There is a story in scriptures where a Samaritan village would not allow Jesus or His followers to stay in their town as they passed through simply because they were Jews. Two of His closest disciples approached Jesus and said, “Lord, do you want us to command fire to come down from heaven and consume them, just as Elijah did?” Not real tolerant. Not real accepting. This coming from people who in a few short weeks would spend the rest of their lives running and hiding from people intolerant of their beliefs.
Every time Jesus saw faith, or a lack of faith, He pointed it out. Usually it was the disciples who lacked faith, even though they spent almost all day every day with him for three years. And it was usually the Gentiles and the Samaritans who showed great faith. Could Jesus have walked 100 miles to meet this woman just to teach His disciples a lesson? If Jesus could heal her daughter from where He was, couldn’t he have healed her from Gennesaret? He is God. He knew about her condition. He wanted to meet her where she was, but more importantly He wanted His disciples to meet her. His disciples were intolerant of other cultures (which would soon have to change because Christianity did not stay within the confines of Judaism for very long) and they were not very compassionate. Jesus was really just acting as intolerant and rude as His disciples were to illustrate a point.
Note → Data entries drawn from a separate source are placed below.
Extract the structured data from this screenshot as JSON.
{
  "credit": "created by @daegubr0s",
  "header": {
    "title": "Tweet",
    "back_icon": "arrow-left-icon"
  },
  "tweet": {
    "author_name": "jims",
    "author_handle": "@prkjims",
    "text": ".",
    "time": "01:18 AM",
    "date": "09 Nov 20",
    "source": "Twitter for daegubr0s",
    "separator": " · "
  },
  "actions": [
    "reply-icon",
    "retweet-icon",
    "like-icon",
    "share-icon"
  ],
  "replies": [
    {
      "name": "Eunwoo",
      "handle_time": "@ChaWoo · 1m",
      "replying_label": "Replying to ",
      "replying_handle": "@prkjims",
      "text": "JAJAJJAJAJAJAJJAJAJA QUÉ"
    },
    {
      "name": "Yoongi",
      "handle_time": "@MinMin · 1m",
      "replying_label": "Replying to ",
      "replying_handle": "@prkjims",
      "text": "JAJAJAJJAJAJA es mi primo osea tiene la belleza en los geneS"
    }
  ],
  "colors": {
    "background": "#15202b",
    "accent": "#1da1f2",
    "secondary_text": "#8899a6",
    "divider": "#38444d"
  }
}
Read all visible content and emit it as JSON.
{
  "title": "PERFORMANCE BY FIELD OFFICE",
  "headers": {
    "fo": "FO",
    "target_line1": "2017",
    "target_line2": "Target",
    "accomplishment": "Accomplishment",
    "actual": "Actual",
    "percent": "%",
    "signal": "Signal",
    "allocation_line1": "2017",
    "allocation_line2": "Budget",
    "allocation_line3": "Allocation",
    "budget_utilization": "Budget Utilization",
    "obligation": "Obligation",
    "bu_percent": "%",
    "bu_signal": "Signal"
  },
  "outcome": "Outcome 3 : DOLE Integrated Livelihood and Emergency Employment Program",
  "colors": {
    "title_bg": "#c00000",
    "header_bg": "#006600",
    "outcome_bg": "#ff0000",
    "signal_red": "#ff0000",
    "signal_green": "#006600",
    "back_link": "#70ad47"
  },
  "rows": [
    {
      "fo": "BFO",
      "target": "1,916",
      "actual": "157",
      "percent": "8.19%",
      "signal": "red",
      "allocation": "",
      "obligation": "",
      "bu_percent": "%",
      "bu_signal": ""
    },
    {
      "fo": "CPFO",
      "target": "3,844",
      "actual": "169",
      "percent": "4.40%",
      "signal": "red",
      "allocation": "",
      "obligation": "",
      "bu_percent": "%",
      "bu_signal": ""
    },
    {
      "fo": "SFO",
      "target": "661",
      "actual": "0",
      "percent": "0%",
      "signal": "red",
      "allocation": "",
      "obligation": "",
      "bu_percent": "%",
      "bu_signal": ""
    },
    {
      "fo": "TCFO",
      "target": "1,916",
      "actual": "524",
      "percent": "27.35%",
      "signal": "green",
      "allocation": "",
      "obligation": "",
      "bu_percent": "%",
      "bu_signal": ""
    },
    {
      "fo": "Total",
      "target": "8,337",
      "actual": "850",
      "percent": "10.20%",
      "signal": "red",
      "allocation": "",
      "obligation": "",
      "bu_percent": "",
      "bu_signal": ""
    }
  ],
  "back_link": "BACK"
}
Let’s look at the last section again with the idea in mind that Jesus was testing His disciples more than He was testing the woman. Picture the scene in your head. The woman kneels before God and says, “Lord, please help me.” Jesus replies, “It is not right to take children’s bread and toss it to the dogs.” Is Jesus smiling at the woman? Does He say His line and then wink at her, showing her that He is testing her and His disciples, and she is faring better than them? Does he say that line in a tongue in cheek manner? Have you ever seen someone say something that could be taken very badly but everyone present to witness it could tell by the person’s face, smile, or body language that he meant it in a joking manner? Could Jesus have been just joking with the woman after He was finished testing His disciples like an athlete jokes with his competitors right after a tough game or match? I think so. If we could only see a visual replay of this scene, many of our questions could be answered.
Now picture the woman saying, “Yes, Lord, but even the dogs are fed the crumbs which fall from the master’s table.” Does the woman recognize Jesus calling her a “dog” as a playful test? Can you see Jesus not being able to control the excitement inside as He sees this Gentile woman showing more faith than His highly trained disciples? He finally can’t keep it in any longer and has to blurt out, “O woman, great is your faith!” Then He heals her daughter and the two of them hug. After that touching moment, He let’s her embrace go as she races home to see her healed daughter. Jesus watches her run away for a few seconds, and then slowly turns around to see His disciples standing their shocked, dumfounded, and embarrassed. Jesus scowls at them and they hang their heads knowing it’s going to be a long walk to wherever they’re going next as Jesus would be taking them to the woodshed the entire trip. His disciples showed again a huge lack of faith and compassion, and His time with them was getting short.